Collected data entries:
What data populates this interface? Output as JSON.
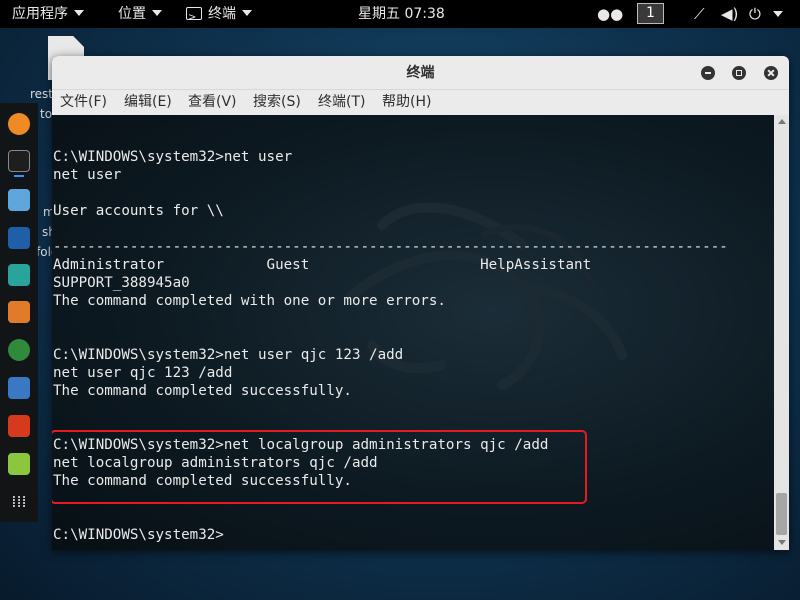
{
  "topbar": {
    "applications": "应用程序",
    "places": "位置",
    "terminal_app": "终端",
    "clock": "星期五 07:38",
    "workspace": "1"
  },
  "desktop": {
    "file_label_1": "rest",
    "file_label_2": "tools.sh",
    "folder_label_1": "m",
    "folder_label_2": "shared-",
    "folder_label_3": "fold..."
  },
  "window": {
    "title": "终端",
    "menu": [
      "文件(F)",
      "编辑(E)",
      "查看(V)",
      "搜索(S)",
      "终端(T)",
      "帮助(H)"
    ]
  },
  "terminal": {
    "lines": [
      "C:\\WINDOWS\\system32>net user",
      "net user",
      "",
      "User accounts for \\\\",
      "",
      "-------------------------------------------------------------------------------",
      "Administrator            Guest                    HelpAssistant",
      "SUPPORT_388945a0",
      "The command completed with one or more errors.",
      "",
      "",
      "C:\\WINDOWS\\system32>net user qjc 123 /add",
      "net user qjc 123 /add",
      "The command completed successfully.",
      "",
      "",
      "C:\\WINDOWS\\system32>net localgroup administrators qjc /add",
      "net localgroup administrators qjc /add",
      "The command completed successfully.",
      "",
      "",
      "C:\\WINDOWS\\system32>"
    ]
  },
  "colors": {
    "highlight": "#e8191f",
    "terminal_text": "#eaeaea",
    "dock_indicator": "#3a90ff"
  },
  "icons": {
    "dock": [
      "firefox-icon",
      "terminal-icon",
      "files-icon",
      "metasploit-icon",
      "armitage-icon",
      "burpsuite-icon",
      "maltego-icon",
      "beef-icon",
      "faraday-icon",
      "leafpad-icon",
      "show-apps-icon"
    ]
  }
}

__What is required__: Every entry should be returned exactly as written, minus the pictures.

__Result for this task__:
What data populates this interface? Output as JSON.
{
  "topbar": {
    "applications": "应用程序",
    "places": "位置",
    "terminal_app": "终端",
    "clock": "星期五 07:38",
    "workspace": "1"
  },
  "desktop": {
    "file_label_1": "rest",
    "file_label_2": "tools.sh",
    "folder_label_1": "m",
    "folder_label_2": "shared-",
    "folder_label_3": "fold..."
  },
  "window": {
    "title": "终端",
    "menu": [
      "文件(F)",
      "编辑(E)",
      "查看(V)",
      "搜索(S)",
      "终端(T)",
      "帮助(H)"
    ]
  },
  "terminal": {
    "lines": [
      "C:\\WINDOWS\\system32>net user",
      "net user",
      "",
      "User accounts for \\\\",
      "",
      "-------------------------------------------------------------------------------",
      "Administrator            Guest                    HelpAssistant",
      "SUPPORT_388945a0",
      "The command completed with one or more errors.",
      "",
      "",
      "C:\\WINDOWS\\system32>net user qjc 123 /add",
      "net user qjc 123 /add",
      "The command completed successfully.",
      "",
      "",
      "C:\\WINDOWS\\system32>net localgroup administrators qjc /add",
      "net localgroup administrators qjc /add",
      "The command completed successfully.",
      "",
      "",
      "C:\\WINDOWS\\system32>"
    ]
  },
  "colors": {
    "highlight": "#e8191f",
    "terminal_text": "#eaeaea",
    "dock_indicator": "#3a90ff"
  },
  "icons": {
    "dock": [
      "firefox-icon",
      "terminal-icon",
      "files-icon",
      "metasploit-icon",
      "armitage-icon",
      "burpsuite-icon",
      "maltego-icon",
      "beef-icon",
      "faraday-icon",
      "leafpad-icon",
      "show-apps-icon"
    ]
  }
}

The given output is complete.